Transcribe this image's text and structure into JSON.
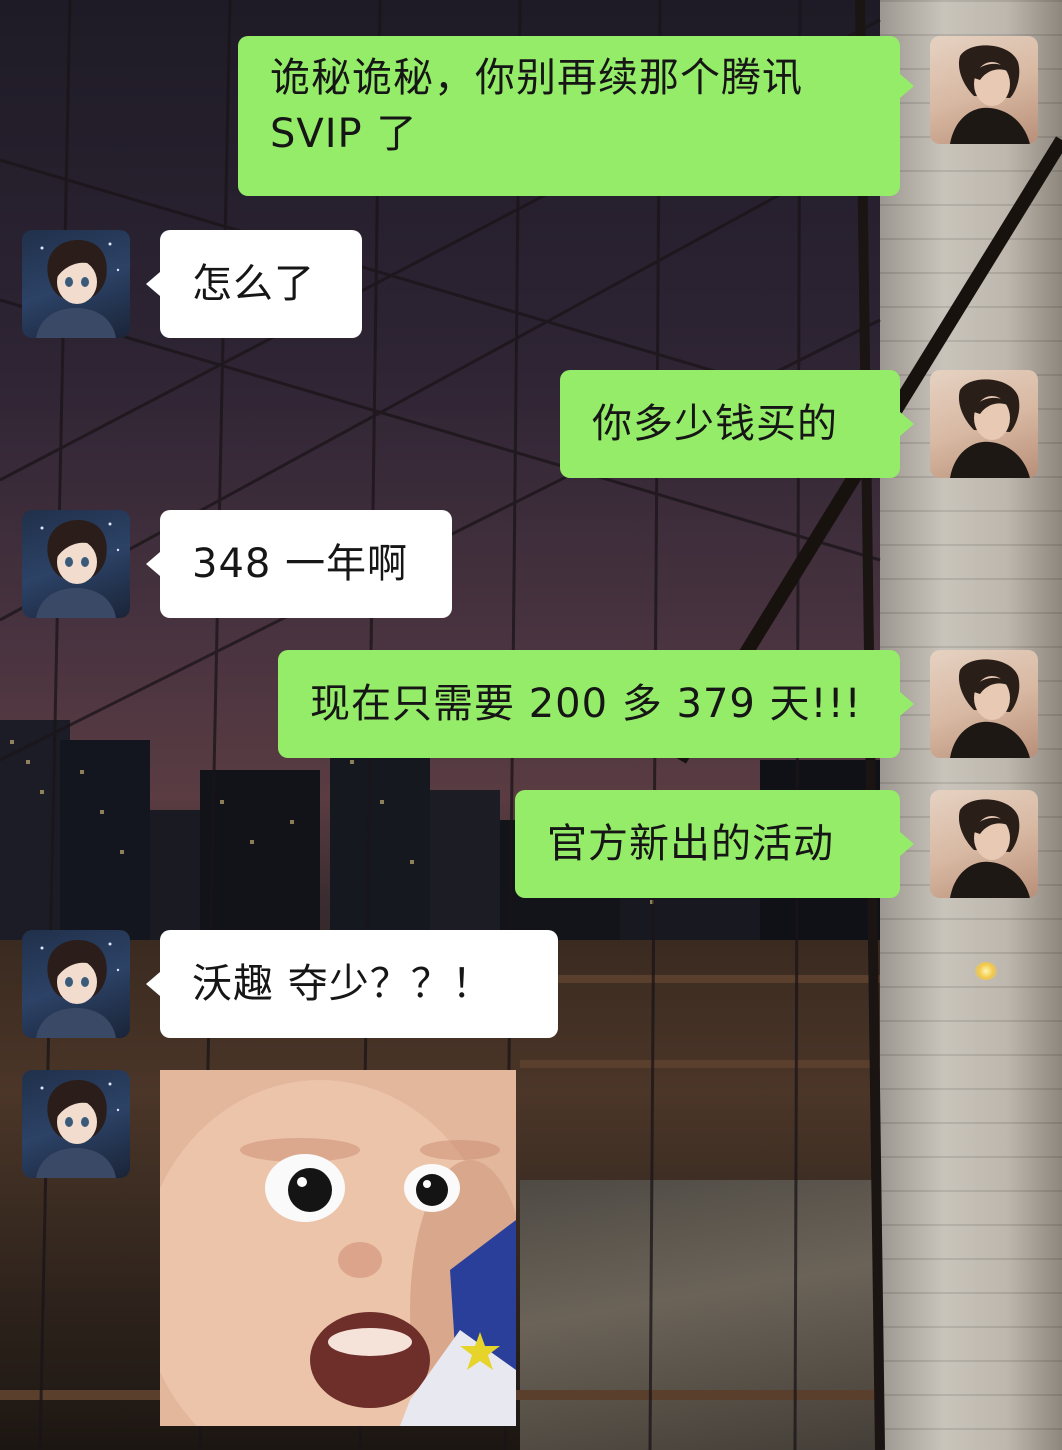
{
  "messages": [
    {
      "from": "me",
      "text_lines": [
        "诡秘诡秘，你别再续那个腾讯",
        "SVIP 了"
      ]
    },
    {
      "from": "friend",
      "text": "怎么了"
    },
    {
      "from": "me",
      "text": "你多少钱买的"
    },
    {
      "from": "friend",
      "text": "348 一年啊"
    },
    {
      "from": "me",
      "text": "现在只需要 200 多 379 天!!!"
    },
    {
      "from": "me",
      "text": "官方新出的活动"
    },
    {
      "from": "friend",
      "text": "沃趣 夺少？？！"
    },
    {
      "from": "friend",
      "type": "sticker",
      "icon": "surprised-baby-sticker"
    }
  ],
  "colors": {
    "my_bubble": "#95ec69",
    "friend_bubble": "#ffffff",
    "text": "#161616"
  },
  "avatars": {
    "me": "woman-portrait-avatar",
    "friend": "anime-girl-avatar"
  }
}
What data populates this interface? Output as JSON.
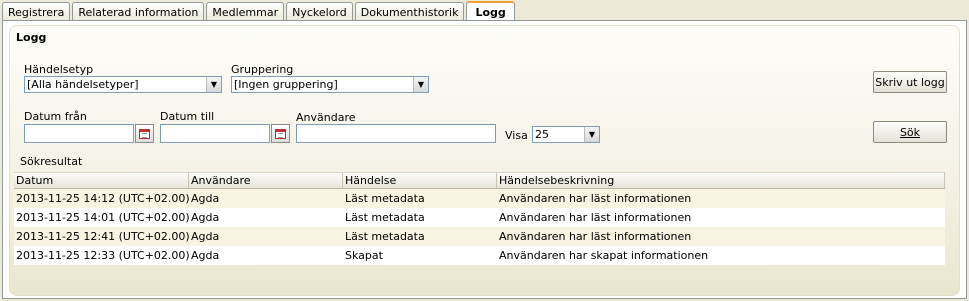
{
  "tabs": [
    {
      "label": "Registrera"
    },
    {
      "label": "Relaterad information"
    },
    {
      "label": "Medlemmar"
    },
    {
      "label": "Nyckelord"
    },
    {
      "label": "Dokumenthistorik"
    },
    {
      "label": "Logg",
      "active": true
    }
  ],
  "section_title": "Logg",
  "filters": {
    "event_type_label": "Händelsetyp",
    "event_type_value": "[Alla händelsetyper]",
    "grouping_label": "Gruppering",
    "grouping_value": "[Ingen gruppering]",
    "date_from_label": "Datum från",
    "date_from_value": "",
    "date_to_label": "Datum till",
    "date_to_value": "",
    "user_label": "Användare",
    "user_value": "",
    "show_label": "Visa",
    "show_value": "25"
  },
  "buttons": {
    "print_log": "Skriv ut logg",
    "search": "Sök"
  },
  "results": {
    "title": "Sökresultat",
    "columns": [
      "Datum",
      "Användare",
      "Händelse",
      "Händelsebeskrivning"
    ],
    "rows": [
      [
        "2013-11-25 14:12 (UTC+02.00)",
        "Agda",
        "Läst metadata",
        "Användaren har läst informationen"
      ],
      [
        "2013-11-25 14:01 (UTC+02.00)",
        "Agda",
        "Läst metadata",
        "Användaren har läst informationen"
      ],
      [
        "2013-11-25 12:41 (UTC+02.00)",
        "Agda",
        "Läst metadata",
        "Användaren har läst informationen"
      ],
      [
        "2013-11-25 12:33 (UTC+02.00)",
        "Agda",
        "Skapat",
        "Användaren har skapat informationen"
      ]
    ]
  }
}
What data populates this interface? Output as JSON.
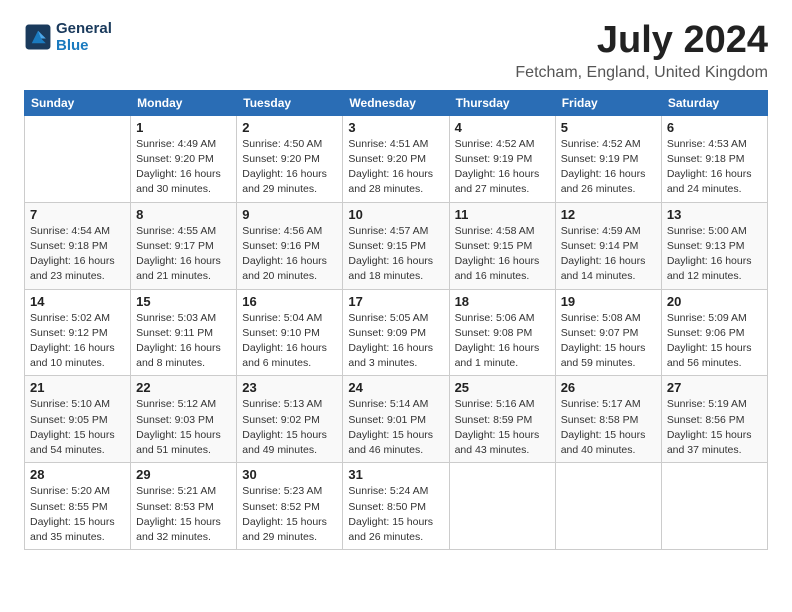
{
  "header": {
    "logo_line1": "General",
    "logo_line2": "Blue",
    "month": "July 2024",
    "location": "Fetcham, England, United Kingdom"
  },
  "columns": [
    "Sunday",
    "Monday",
    "Tuesday",
    "Wednesday",
    "Thursday",
    "Friday",
    "Saturday"
  ],
  "weeks": [
    [
      {
        "day": "",
        "info": ""
      },
      {
        "day": "1",
        "info": "Sunrise: 4:49 AM\nSunset: 9:20 PM\nDaylight: 16 hours\nand 30 minutes."
      },
      {
        "day": "2",
        "info": "Sunrise: 4:50 AM\nSunset: 9:20 PM\nDaylight: 16 hours\nand 29 minutes."
      },
      {
        "day": "3",
        "info": "Sunrise: 4:51 AM\nSunset: 9:20 PM\nDaylight: 16 hours\nand 28 minutes."
      },
      {
        "day": "4",
        "info": "Sunrise: 4:52 AM\nSunset: 9:19 PM\nDaylight: 16 hours\nand 27 minutes."
      },
      {
        "day": "5",
        "info": "Sunrise: 4:52 AM\nSunset: 9:19 PM\nDaylight: 16 hours\nand 26 minutes."
      },
      {
        "day": "6",
        "info": "Sunrise: 4:53 AM\nSunset: 9:18 PM\nDaylight: 16 hours\nand 24 minutes."
      }
    ],
    [
      {
        "day": "7",
        "info": "Sunrise: 4:54 AM\nSunset: 9:18 PM\nDaylight: 16 hours\nand 23 minutes."
      },
      {
        "day": "8",
        "info": "Sunrise: 4:55 AM\nSunset: 9:17 PM\nDaylight: 16 hours\nand 21 minutes."
      },
      {
        "day": "9",
        "info": "Sunrise: 4:56 AM\nSunset: 9:16 PM\nDaylight: 16 hours\nand 20 minutes."
      },
      {
        "day": "10",
        "info": "Sunrise: 4:57 AM\nSunset: 9:15 PM\nDaylight: 16 hours\nand 18 minutes."
      },
      {
        "day": "11",
        "info": "Sunrise: 4:58 AM\nSunset: 9:15 PM\nDaylight: 16 hours\nand 16 minutes."
      },
      {
        "day": "12",
        "info": "Sunrise: 4:59 AM\nSunset: 9:14 PM\nDaylight: 16 hours\nand 14 minutes."
      },
      {
        "day": "13",
        "info": "Sunrise: 5:00 AM\nSunset: 9:13 PM\nDaylight: 16 hours\nand 12 minutes."
      }
    ],
    [
      {
        "day": "14",
        "info": "Sunrise: 5:02 AM\nSunset: 9:12 PM\nDaylight: 16 hours\nand 10 minutes."
      },
      {
        "day": "15",
        "info": "Sunrise: 5:03 AM\nSunset: 9:11 PM\nDaylight: 16 hours\nand 8 minutes."
      },
      {
        "day": "16",
        "info": "Sunrise: 5:04 AM\nSunset: 9:10 PM\nDaylight: 16 hours\nand 6 minutes."
      },
      {
        "day": "17",
        "info": "Sunrise: 5:05 AM\nSunset: 9:09 PM\nDaylight: 16 hours\nand 3 minutes."
      },
      {
        "day": "18",
        "info": "Sunrise: 5:06 AM\nSunset: 9:08 PM\nDaylight: 16 hours\nand 1 minute."
      },
      {
        "day": "19",
        "info": "Sunrise: 5:08 AM\nSunset: 9:07 PM\nDaylight: 15 hours\nand 59 minutes."
      },
      {
        "day": "20",
        "info": "Sunrise: 5:09 AM\nSunset: 9:06 PM\nDaylight: 15 hours\nand 56 minutes."
      }
    ],
    [
      {
        "day": "21",
        "info": "Sunrise: 5:10 AM\nSunset: 9:05 PM\nDaylight: 15 hours\nand 54 minutes."
      },
      {
        "day": "22",
        "info": "Sunrise: 5:12 AM\nSunset: 9:03 PM\nDaylight: 15 hours\nand 51 minutes."
      },
      {
        "day": "23",
        "info": "Sunrise: 5:13 AM\nSunset: 9:02 PM\nDaylight: 15 hours\nand 49 minutes."
      },
      {
        "day": "24",
        "info": "Sunrise: 5:14 AM\nSunset: 9:01 PM\nDaylight: 15 hours\nand 46 minutes."
      },
      {
        "day": "25",
        "info": "Sunrise: 5:16 AM\nSunset: 8:59 PM\nDaylight: 15 hours\nand 43 minutes."
      },
      {
        "day": "26",
        "info": "Sunrise: 5:17 AM\nSunset: 8:58 PM\nDaylight: 15 hours\nand 40 minutes."
      },
      {
        "day": "27",
        "info": "Sunrise: 5:19 AM\nSunset: 8:56 PM\nDaylight: 15 hours\nand 37 minutes."
      }
    ],
    [
      {
        "day": "28",
        "info": "Sunrise: 5:20 AM\nSunset: 8:55 PM\nDaylight: 15 hours\nand 35 minutes."
      },
      {
        "day": "29",
        "info": "Sunrise: 5:21 AM\nSunset: 8:53 PM\nDaylight: 15 hours\nand 32 minutes."
      },
      {
        "day": "30",
        "info": "Sunrise: 5:23 AM\nSunset: 8:52 PM\nDaylight: 15 hours\nand 29 minutes."
      },
      {
        "day": "31",
        "info": "Sunrise: 5:24 AM\nSunset: 8:50 PM\nDaylight: 15 hours\nand 26 minutes."
      },
      {
        "day": "",
        "info": ""
      },
      {
        "day": "",
        "info": ""
      },
      {
        "day": "",
        "info": ""
      }
    ]
  ]
}
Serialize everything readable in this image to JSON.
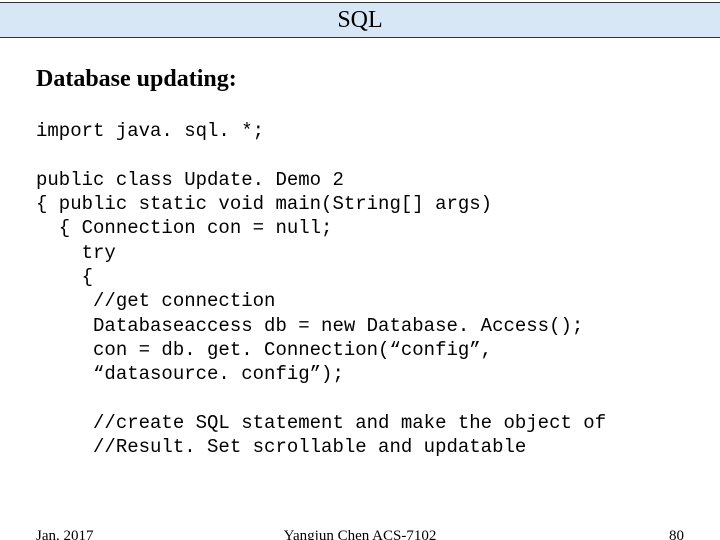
{
  "title": "SQL",
  "heading": "Database updating:",
  "code": "import java. sql. *;\n\npublic class Update. Demo 2\n{ public static void main(String[] args)\n  { Connection con = null;\n    try\n    {\n     //get connection\n     Databaseaccess db = new Database. Access();\n     con = db. get. Connection(“config”,\n     “datasource. config”);\n\n     //create SQL statement and make the object of\n     //Result. Set scrollable and updatable",
  "footer": {
    "left": "Jan. 2017",
    "center": "Yangjun Chen        ACS-7102",
    "right": "80"
  }
}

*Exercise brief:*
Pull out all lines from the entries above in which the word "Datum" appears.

*Response:*
    "date_from_label": "Datum från",
    "date_to_label": "Datum till",
      "Datum",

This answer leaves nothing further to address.